Materials are very crucial because bamboo pieces are made from natural materials which cannot be produced industrially. Korakot keeps his grandfather’s teachings close to heart in order to source materials locally by looking for characteristics that are specific to certain communities at river basins in Phetchaburi, be it Ta Yang, Nong Ya Plong or Ban Lad. In the case of Ban Lad, villagers work mainly in agriculture and stand out for their wicker baskets. Korakot hired this group to sharpen his bamboo to using their traditional techniques so it will be 1.5 meters long (and can fit perfectly onto pick-up trucks). At Khao Yoi, villagers are experts at making baskets, which involves working with flat wood. But at their rate of making 10 per day at 30 baht apiece, villagers cannot make enough money, even more so with competition from plastic baskets. This profession slowly faded away but Korakot sought out these flat wood workers and asked them to help by delivering bamboo to them to be sharpened. Currently, these villagers no longer need to work in construction and can work with what they are specialized at in their own homes.
Korakot stresses for to everyone on his teams to keep their time while working, because the most important thing about taking orders is to manage time. Distinctive work that is created from local knowledge is sure to look strange and would be of interest to foreigners, as well as general customers. Being on time is a factor that can ensure success, yet Korakot also tries to explain to customers that handiwork is work that causes body weariness and cannot be rushed, so it is wise to leave some spare time in case.
After going through trial and error countless times business-wise, Korakot discovers that the best way to control his costs is to let the customer pay in 3 installments. The first payment is for the initial structure, the second for complete installation and the last for follow-up details. This helps both the customer and workers, as the cost for the suppliers can be calculated and there is a daily pay for all workers. Everyone can improve themselves and change their life with their knowledge or expertise, causing encouragement to keep working and enough rest for the team.
Besides creating decoration pieces for hotels and buildings both within and outside Thailand, there are also many other occasions where his designs are used to decorate Central Mahachai, Siam Paragon and various ministries. Another outstanding work that Korakot considers to be his main profile is The Buffalo Amphawa, which is a medium-sized resort. For this account, Korakot was involved in many facets which overlooks the overall usage of space, be it interior design, engineering, environmental concerns and work related to the law of the Harbour Department.

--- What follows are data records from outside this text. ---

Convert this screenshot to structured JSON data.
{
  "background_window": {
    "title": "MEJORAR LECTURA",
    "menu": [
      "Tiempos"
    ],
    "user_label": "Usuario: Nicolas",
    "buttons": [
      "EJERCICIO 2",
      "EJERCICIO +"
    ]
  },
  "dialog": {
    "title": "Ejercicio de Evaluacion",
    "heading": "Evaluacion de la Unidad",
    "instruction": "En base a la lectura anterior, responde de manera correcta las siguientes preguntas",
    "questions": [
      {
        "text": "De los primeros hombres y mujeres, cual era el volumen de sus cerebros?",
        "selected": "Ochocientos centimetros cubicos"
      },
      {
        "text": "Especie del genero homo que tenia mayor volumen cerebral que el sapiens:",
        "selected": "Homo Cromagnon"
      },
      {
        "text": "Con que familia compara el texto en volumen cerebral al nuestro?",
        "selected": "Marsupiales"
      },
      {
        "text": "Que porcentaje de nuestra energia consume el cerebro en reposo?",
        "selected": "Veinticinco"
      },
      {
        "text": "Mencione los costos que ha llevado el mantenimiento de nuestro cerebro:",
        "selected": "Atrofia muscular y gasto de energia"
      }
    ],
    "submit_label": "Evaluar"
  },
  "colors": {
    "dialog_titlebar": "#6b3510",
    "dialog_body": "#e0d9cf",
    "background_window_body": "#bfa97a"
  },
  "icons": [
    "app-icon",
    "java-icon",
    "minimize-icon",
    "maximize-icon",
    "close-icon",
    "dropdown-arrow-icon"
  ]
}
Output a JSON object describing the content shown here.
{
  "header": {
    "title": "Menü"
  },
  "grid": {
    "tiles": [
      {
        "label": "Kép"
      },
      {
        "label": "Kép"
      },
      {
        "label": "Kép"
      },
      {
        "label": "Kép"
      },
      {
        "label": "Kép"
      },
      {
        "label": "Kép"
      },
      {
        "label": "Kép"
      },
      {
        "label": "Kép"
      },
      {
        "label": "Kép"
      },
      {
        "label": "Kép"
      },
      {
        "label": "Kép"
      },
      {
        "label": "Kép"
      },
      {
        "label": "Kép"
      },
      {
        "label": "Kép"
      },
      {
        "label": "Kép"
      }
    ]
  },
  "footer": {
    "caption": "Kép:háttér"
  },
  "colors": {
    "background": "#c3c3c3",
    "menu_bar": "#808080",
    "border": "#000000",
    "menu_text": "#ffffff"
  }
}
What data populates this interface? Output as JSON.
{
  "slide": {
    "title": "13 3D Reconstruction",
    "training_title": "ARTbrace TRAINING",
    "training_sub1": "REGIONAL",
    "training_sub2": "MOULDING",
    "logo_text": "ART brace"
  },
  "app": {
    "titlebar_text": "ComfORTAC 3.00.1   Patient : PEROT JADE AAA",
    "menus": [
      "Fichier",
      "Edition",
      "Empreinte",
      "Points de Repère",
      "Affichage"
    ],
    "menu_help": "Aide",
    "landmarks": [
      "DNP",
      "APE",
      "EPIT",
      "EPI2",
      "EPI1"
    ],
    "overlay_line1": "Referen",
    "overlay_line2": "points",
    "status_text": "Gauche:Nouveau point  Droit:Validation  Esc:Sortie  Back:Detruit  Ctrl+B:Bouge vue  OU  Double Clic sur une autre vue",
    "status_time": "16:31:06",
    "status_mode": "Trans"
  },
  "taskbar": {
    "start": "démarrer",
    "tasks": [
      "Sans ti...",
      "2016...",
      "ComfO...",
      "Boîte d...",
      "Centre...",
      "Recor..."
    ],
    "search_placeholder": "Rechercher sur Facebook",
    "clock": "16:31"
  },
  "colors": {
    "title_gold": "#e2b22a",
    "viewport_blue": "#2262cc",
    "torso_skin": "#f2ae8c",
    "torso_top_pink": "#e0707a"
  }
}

Besides Korakot’s success in his profession and talent in application of traditional techniques, there is no denying of his relationships with his production teams. On top of being a designer, he must also manage on an understanding of human nature, of people working in handicraft, of everchanging work dimensions, as well as the very communities and societies the work force comes from.